Morgan Stanley (MS - Get Report) rose as trading revenue drove the bank to beat estimates in its third quarter. Bond-trading revenue increased 61% over the quarter, its largest gain among the Wall Street banks already reported, as investors played the market on speculation over the next interest rate hike. Profit of 81 cents a share breezed past estimates of 63 cents.
Intel (INTC - Get Report) exceeded earnings estimates in its third quarter after posting a 21% increase in net profit and 9% jump in revenue. However, shares tumbled 6% after guiding for a below-consensus fourth quarter. The tech company anticipates fourth-quarter revenue of $15.7 billion with a $500 million buffer on either side, below an estimated $15.86 billion at consensus' midpoint. Intel pointed to costs tied to accelerating production of new memory products and factory startup costs associated with 10-nanometer manufacturing.
Yahoo! (YHOO) moved more than 2% higher after topping earnings estimates in its third quarter. The Internet company earned an adjusted 20 cents a share over its recent quarter, 6 cents above forecasts. Revenue rose nearly 6% to $1.31 billion, in line with consensus. After subtracting advertising commissions, Yahoo!'s revenue in the quarter fell 14% to $857 million, its fourth straight quarter with declines of at least 10%. Verizon (VZ - Get Report) is set to purchase Yahoo! for $4.8 billion after announcing a deal in July, though some have called its likelihood into question after a recently disclosed data breach that impacted more than 500 million accounts.
Seagate (STX - Get Report) fell 2.6% after warning of increasing expenses in its first quarter. The hard-drive manufacturer expects operating costs to increase to $580 million in its first quarter despite continued cost-cutting measures. Expected higher expenses were tied to performance-based compensation costs.
So far, nearly 15% of S&P 500 companies have reported their quarterly earnings this season. Of those that have reported, 80% have reported earnings above consensus. Thomson Reuters analysts anticipate third-quarter blended earnings growth of 0.5%, snapping a five-quarter string of earnings in decline.
Housing starts slid in September as activity fell back from recent highs. Builders began construction on 9% fewer homes last month, the slowest pace since March 2015. Housing starts moved lower to an annual 1.047 million pace, weaker than consensus of 1.18 million.
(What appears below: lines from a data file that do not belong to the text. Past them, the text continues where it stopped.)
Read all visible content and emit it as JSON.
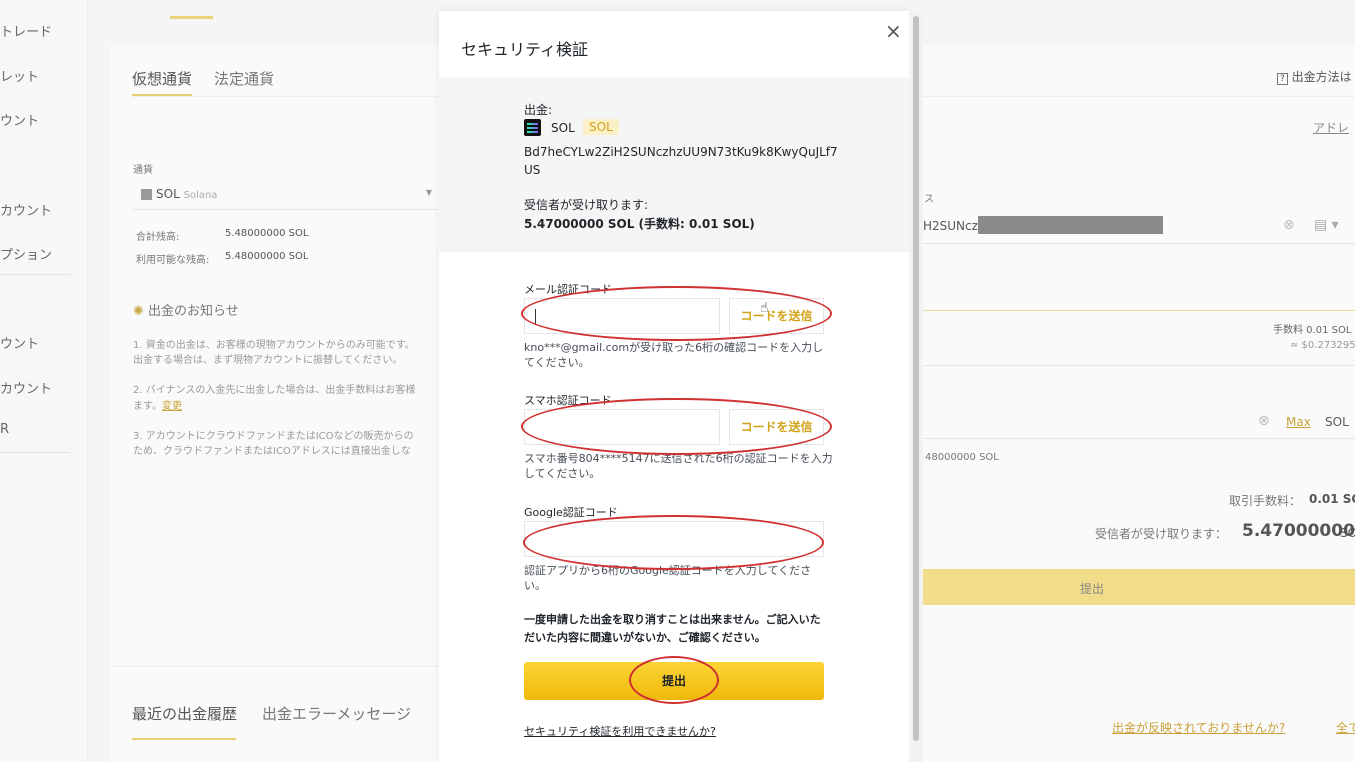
{
  "sidebar": {
    "items": [
      "トレード",
      "レット",
      "ウント",
      "カウント",
      "プション",
      "ウント",
      "カウント",
      "R"
    ]
  },
  "background": {
    "tabs": {
      "crypto": "仮想通貨",
      "fiat": "法定通貨"
    },
    "currency_label": "通貨",
    "coin_select": {
      "symbol": "SOL",
      "name": "Solana"
    },
    "total_balance_label": "合計残高:",
    "total_balance_value": "5.48000000 SOL",
    "available_label": "利用可能な残高:",
    "available_value": "5.48000000 SOL",
    "notice_title": "出金のお知らせ",
    "notice_lines": [
      "1. 資金の出金は、お客様の現物アカウントからのみ可能です。",
      "出金する場合は、まず現物アカウントに振替してください。",
      "2. バイナンスの入金先に出金した場合は、出金手数料はお客様",
      "ます。",
      "3. アカウントにクラウドファンドまたはICOなどの販売からの",
      "ため、クラウドファンドまたはICOアドレスには直接出金しな"
    ],
    "notice_change_link": "変更",
    "history_tabs": {
      "recent": "最近の出金履歴",
      "errors": "出金エラーメッセージ"
    },
    "help_link": "出金方法は",
    "address_book_link": "アドレ",
    "address_label_fragment": "ス",
    "address_value_fragment": "H2SUNczl",
    "fee_text": "手数料 0.01 SOL",
    "fee_usd": "≈ $0.273295",
    "max_link": "Max",
    "amount_unit": "SOL",
    "balance_fragment": "48000000 SOL",
    "tx_fee_label": "取引手数料：",
    "tx_fee_value": "0.01 SO",
    "receive_label": "受信者が受け取ります：",
    "receive_value": "5.47000000",
    "receive_unit": "SO",
    "submit_label": "提出",
    "not_reflected_link": "出金が反映されておりませんか?",
    "all_link": "全て"
  },
  "modal": {
    "title": "セキュリティ検証",
    "close": "×",
    "withdraw_label": "出金:",
    "coin": "SOL",
    "coin_badge": "SOL",
    "address_line1": "Bd7heCYLw2ZiH2SUNczhzUU9N73tKu9k8KwyQuJLf7",
    "address_line2": "US",
    "receive_label": "受信者が受け取ります:",
    "receive_value": "5.47000000 SOL (手数料: 0.01 SOL)",
    "email_label": "メール認証コード",
    "email_send": "コードを送信",
    "email_hint_1": "kno***@gmail.comが受け取った6桁の確認コードを入力し",
    "email_hint_2": "てください。",
    "phone_label": "スマホ認証コード",
    "phone_send": "コードを送信",
    "phone_hint_1": "スマホ番号804****5147に送信された6桁の認証コードを入力",
    "phone_hint_2": "してください。",
    "google_label": "Google認証コード",
    "google_hint_1": "認証アプリから6桁のGoogle認証コードを入力してくださ",
    "google_hint_2": "い。",
    "warning_1": "一度申請した出金を取り消すことは出来ません。ご記入いた",
    "warning_2": "だいた内容に間違いがないか、ご確認ください。",
    "submit": "提出",
    "help_link": "セキュリティ検証を利用できませんか?"
  },
  "colors": {
    "accent": "#f0b90b",
    "annotation": "#d03030"
  }
}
Weakness was driven by a 38% decline in multi-family starts, bottoming at a three-year low, while single-family housing starts jumped more than 8%. Building permits jumped 6.3%, a positive sign of future strength.
Rite Aid (RAD - Get Report) fell 4% on reports Kroger (KR - Get Report) will not buy some of the stores it needs to sell in order to comply with antitrust conditions tied to its Walgreens (WBA - Get Report) deal. The Federal Trade Commission reportedly told Kroger that it would not be able to close the stores and move operations within Kroger locations, according to the New York Post.
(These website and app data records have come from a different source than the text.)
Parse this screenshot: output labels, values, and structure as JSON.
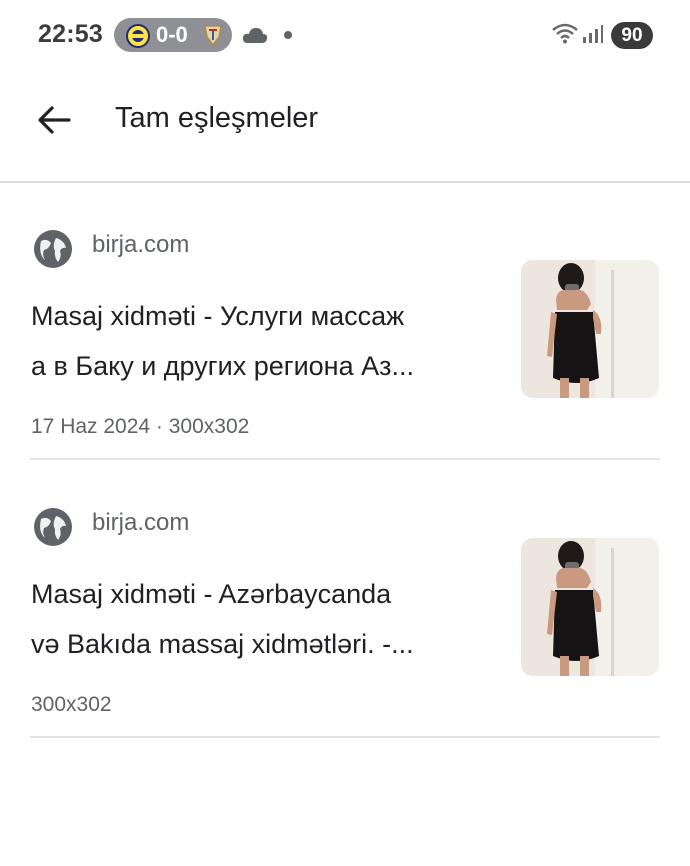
{
  "status_bar": {
    "time": "22:53",
    "score": "0-0",
    "battery": "90"
  },
  "app_bar": {
    "title": "Tam eşleşmeler",
    "back_icon": "arrow-left-icon"
  },
  "results": [
    {
      "site": "birja.com",
      "title_line1": "Masaj xidməti - Услуги массаж",
      "title_line2": "а в Баку и других региона Аз...",
      "meta": "17 Haz 2024 · 300x302",
      "icon": "globe-icon"
    },
    {
      "site": "birja.com",
      "title_line1": "Masaj xidməti - Azərbaycanda",
      "title_line2": "və Bakıda massaj xidmətləri. -...",
      "meta": "300x302",
      "icon": "globe-icon"
    }
  ],
  "colors": {
    "text_primary": "#202124",
    "text_secondary": "#5f6368",
    "divider": "#e3e3e3",
    "pill": "#8f9095"
  }
}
Wells Fargo (WFC - Get Report) was downgraded to market perform from outperform at FBR Capital Markets. The firm said regulatory investigations will likely keep a lid on the stock. The bank has been under scrutiny since an investigation revealed it had opened two million unauthorized customer accounts to gin up sales numbers.
Yum! Brands (YUM - Get Report) was upgraded to outperform from neutral at Credit Suisse. Analysts said the company's non-China business should post higher earnings and see a multiple expansion in the next couple of years.